So I paid in my cheque – that really was handy – then it started to rain so I went to Starbucks and cried in there instead.

This post is an extract from my new novel – 1001 First World Problems to Experience Before You Die 


Last night I played my very last netball match for Sefton Stingerz. Belle drew a picture to mark the occasion.


I’ve been playing netball in Bristol for about two and a half years now. It was something I thought I would try after we moved here, a way to make a few new friends, and I never for a minute imagined I would grow to love it so much. I’ve never been a sporty person and it took me completely by surprise.
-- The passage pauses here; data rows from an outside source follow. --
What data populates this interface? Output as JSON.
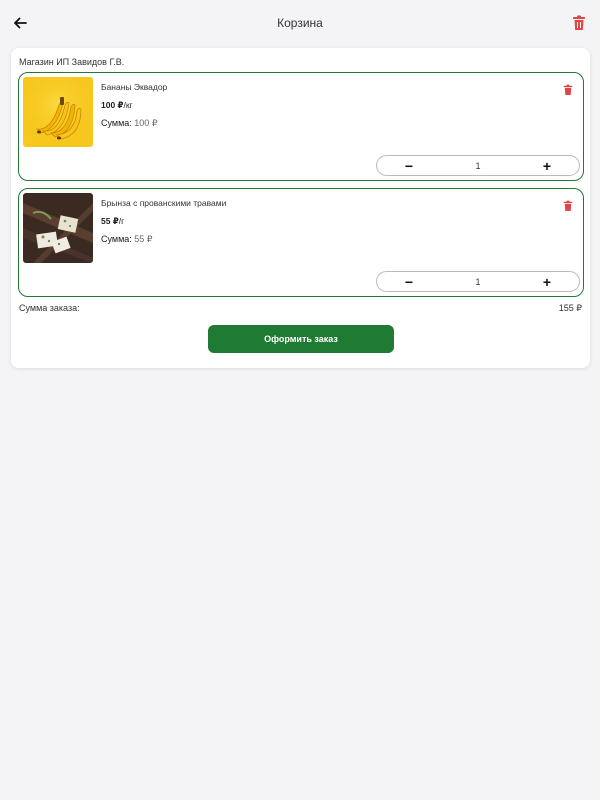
{
  "header": {
    "title": "Корзина",
    "back_icon": "arrow-left-icon",
    "clear_icon": "trash-icon"
  },
  "cart": {
    "store_name": "Магазин ИП Завидов Г.В.",
    "items": [
      {
        "name": "Бананы Эквадор",
        "price": "100 ₽",
        "unit": "/кг",
        "sum_label": "Сумма:",
        "sum_value": "100 ₽",
        "quantity": "1",
        "image": "bananas-image"
      },
      {
        "name": "Брынза с прованскими травами",
        "price": "55 ₽",
        "unit": "/г",
        "sum_label": "Сумма:",
        "sum_value": "55 ₽",
        "quantity": "1",
        "image": "cheese-image"
      }
    ],
    "stepper": {
      "minus": "−",
      "plus": "+"
    },
    "total_label": "Сумма заказа:",
    "total_value": "155 ₽",
    "checkout_label": "Оформить заказ"
  },
  "colors": {
    "accent": "#1f7a34",
    "delete": "#e04646",
    "background": "#f4f4f6"
  }
}
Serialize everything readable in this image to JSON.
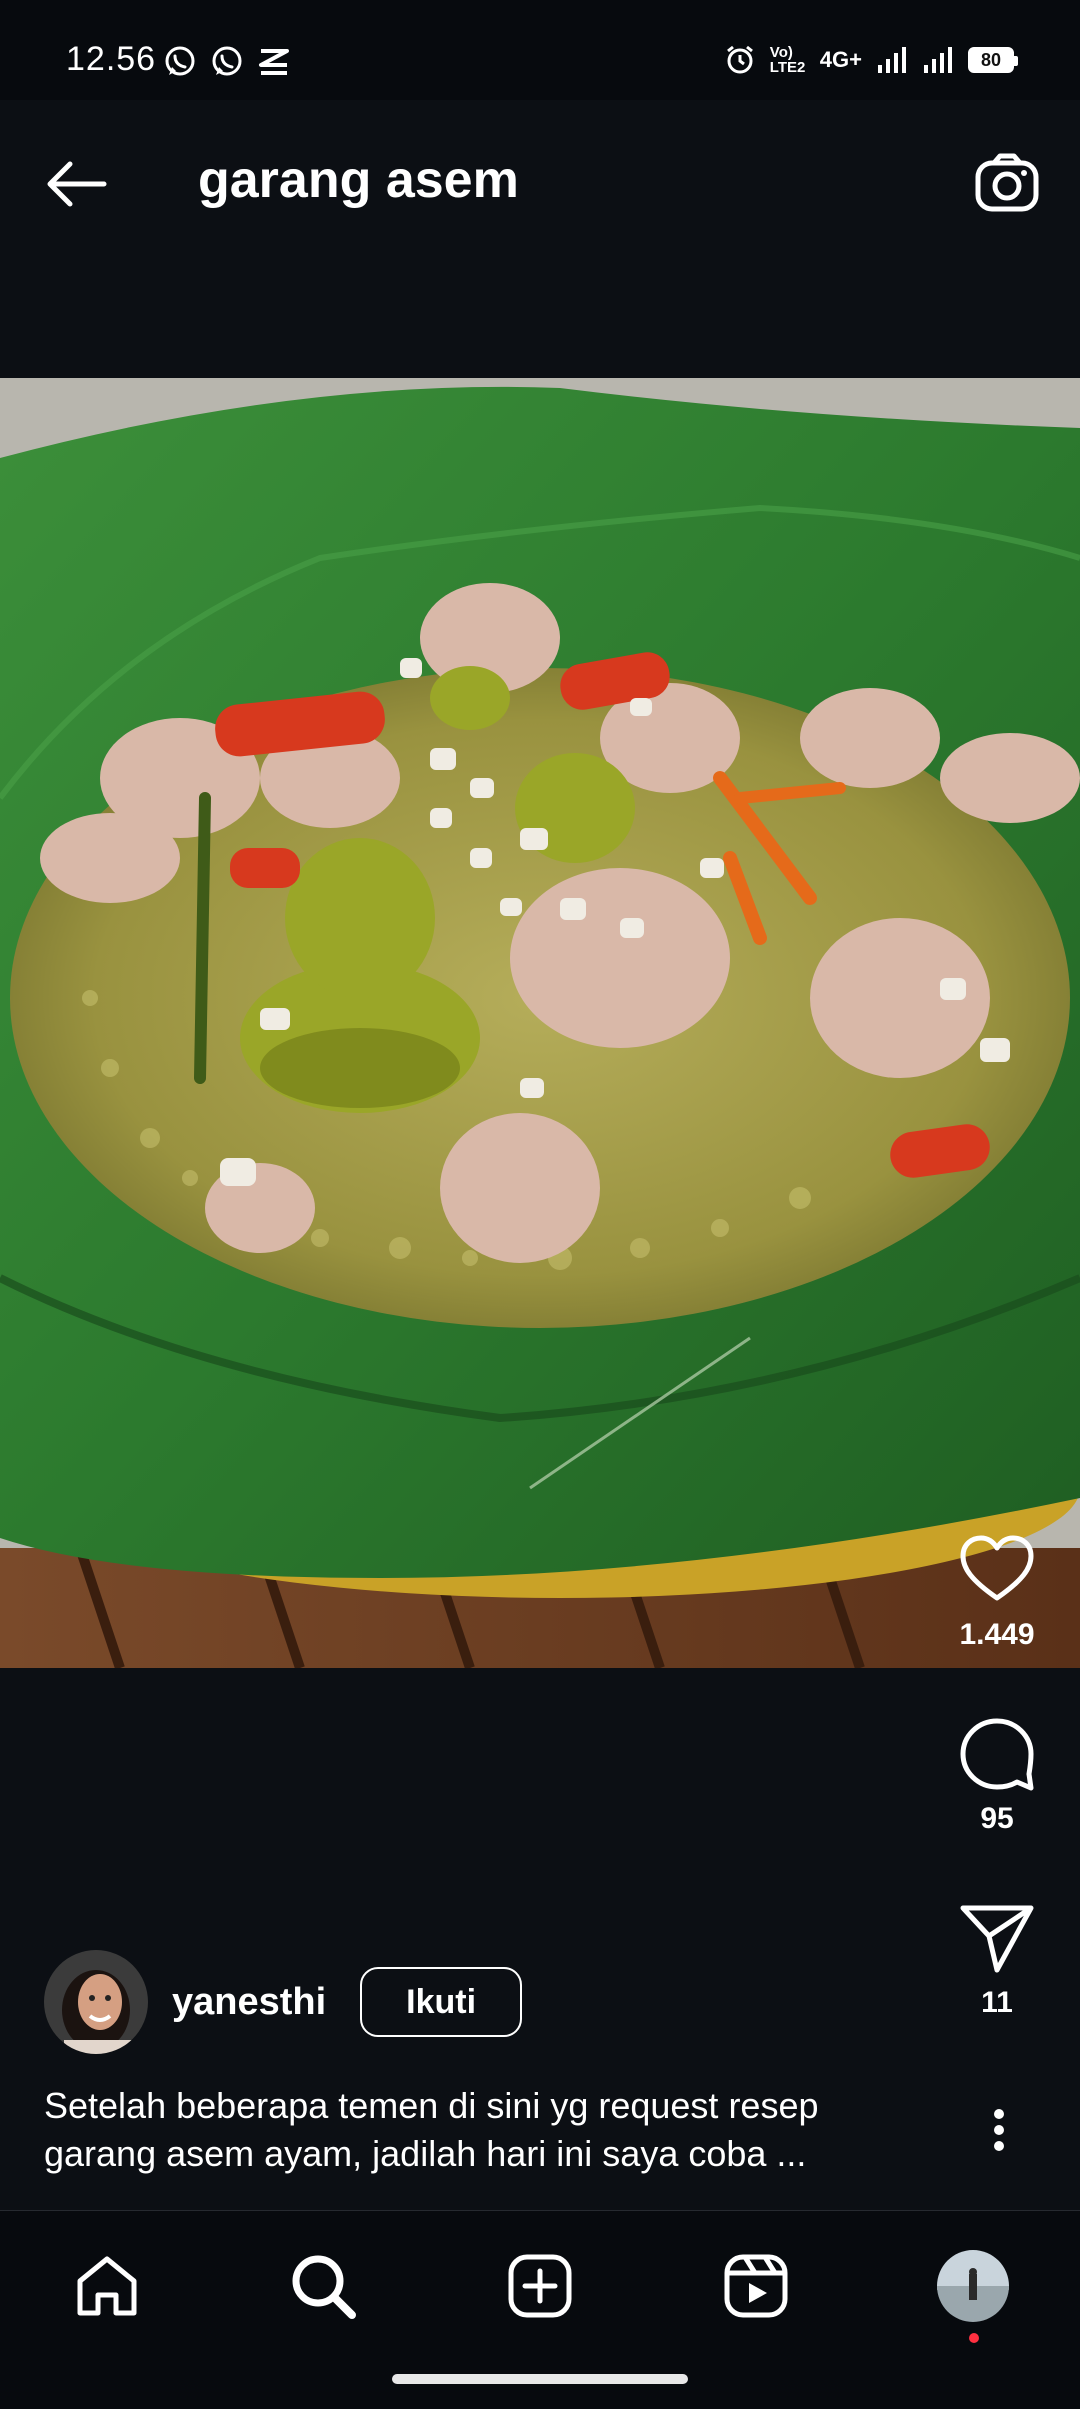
{
  "status_bar": {
    "time": "12.56",
    "left_icons": [
      "whatsapp-icon",
      "whatsapp-icon",
      "capcut-icon"
    ],
    "right_icons": [
      "alarm-icon",
      "volte-icon",
      "4g-plus-icon",
      "signal-icon",
      "signal-icon",
      "battery-icon"
    ],
    "volte_label": "Vo) LTE2",
    "network_label": "4G+",
    "battery": "80"
  },
  "header": {
    "title": "garang asem",
    "back_icon": "arrow-left-icon",
    "camera_icon": "camera-icon"
  },
  "post": {
    "image_description_icon": "food-photo",
    "likes": "1.449",
    "comments": "95",
    "shares": "11",
    "author": {
      "username": "yanesthi",
      "follow_label": "Ikuti"
    },
    "caption_line1": "Setelah beberapa temen di sini yg request resep",
    "caption_line2": "garang asem ayam, jadilah hari ini saya coba ..."
  },
  "bottom_nav": {
    "items": [
      "home-icon",
      "search-icon",
      "create-icon",
      "reels-icon",
      "profile-avatar"
    ]
  },
  "colors": {
    "background": "#0c0f14",
    "nav_background": "#070a0e",
    "notification_dot": "#ff3040",
    "leaf_green": "#2f7d32",
    "broth": "#a8a24a"
  }
}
I also never expected to make such lovely friends.

At our training session yesterday morning I was taken by surprise all over again by the trouble everyone had gone to – I had a card, flowers, a signed ball and even a cake, freshly baked before our 9am practice! I genuinely wasn’t expecting anything, and may have had a little tear in my eye. I was so touched though, it was hard not to feel emotional.


I’ve talked before about the difference netball has made to my life, so I’m not going to bang on about it, suffice to say that I will miss it a lot when I leave Bristol. I’ve been made to feel so welcome, made so many new friends and discovered skills and a passion for a sport that I never thought I would find.

Our final match last night was the most enjoyable match I have ever played. We were beaten rather conclusively by a fantastic team but we played our hearts out, had a cracking gaggle of supporters on the sideline (including Belle, clacking together her crutches) and I sported a rather fetching side ponytail. It was ace.

Thank you to Sue and to all the Stingerz for helping me create such wonderful memories!